Miller: There are probably two main reasons: cost and expertise. Cost remains a hurdle for many laboratories, and this will become an even bigger factor as reimbursement rates decrease for laboratories. However, we are seeing a trend towards simplification of assays (i.e., moderate-complexity testing or CLIA-waived testing) that allows for advanced diagnostics such as multiplex PCR to be performed by less-experienced personnel.
What Does It Mean for a Diagnostic Test to Have Clinical Utility?
Miller: I can't really state it better than we did in our article, where we wrote: "Clinical utility of a test is related to the added value it has for patient management. A test has utility if its results (positive or negative) provide information that is of value to the patient and the provider in making decisions about effective clinical care. It can take the form of improved efficiency in clinical decision-making, streamlined clinical workflow, better patient outcomes, and/or cost offsets or avoidance."
How Are Patient Outcome, Clinical Workflow, and Costs Prioritized When Deciding if a Test has Clinical Utility?
Miller: In my opinion, improved patient outcomes always trump the other considerations (clinical workflow or costs). Often one can measure improvement in costs to care even though there may be an increase in cost to the laboratory. From a payer perspective, they are most interested in patient outcomes. For example, does the test directly impact the management of the patient. It is no longer sufficient to hypothesize the impact, we are being pressured by our institutions and payers to prove how laboratory tests are improving patient care.
How Is a Test Shown to Have Clinical Utility? Why Is It Important to Carefully Design Studies that Test Clinical Utility?
It is important that these studies are well designed, including appropriately powering the study, so that valid conclusions can be made.
Miller: Ideally, a study specific to the patient population of interest is conducted and real world clinical outcomes are measured. The clinical data are generally gathered through chart review. Many factors contribute to clinical outcomes, of which diagnostics can be one. Therefore, it is important that the study period with the new diagnostic device is compared to outcomes obtained without the diagnostic device. It is more convenient to do a pre- post-test implementation study, though a randomized controlled trial is more powerful.

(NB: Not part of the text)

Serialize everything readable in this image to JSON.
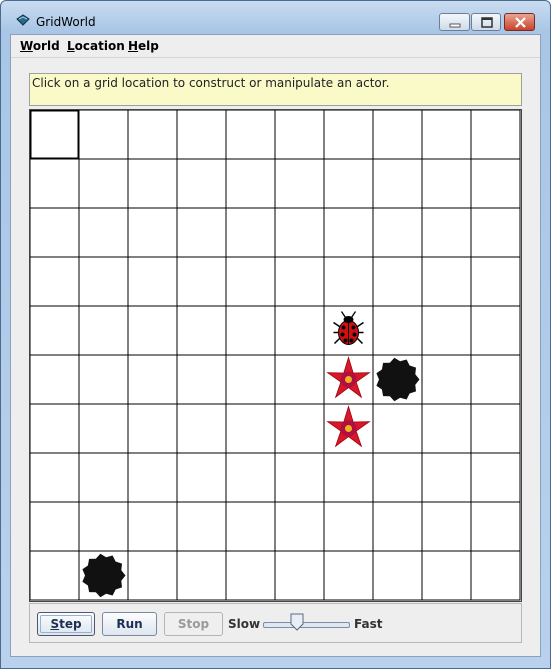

It is important that these studies are well-designed, including appropriately powering the study, so that valid conclusions can be made.
When Do You Expect a Broader Community Appreciation of the Value of Advanced Microbiology Testing Tools?
Miller: There are more conversations now than ever before. The interaction between industry, microbiologists and payers is increasing. ASM has sponsored a number of events including the Corporate Council meetings, an ASM workshop at Microbe, and the Clin Micro Open that is fostering these relationships.
One of the priorities for the ASM Clinical and Public Health Microbiology Committee this year is to follow up on the JCM manuscript to develop tools for laboratorians and colleagues that will enable them design and effectively implement clinical utility studies aimed and determining how advanced microbiology tests can be best used to benefit the patient. Of course, these studies cost money, so partnering with industry and government sources for funding will be necessary. In my experience, many diagnostic companies also have significant expertise in designing and implementing outcome studies. Clinical laboratorians should draw upon the expertise that already exists.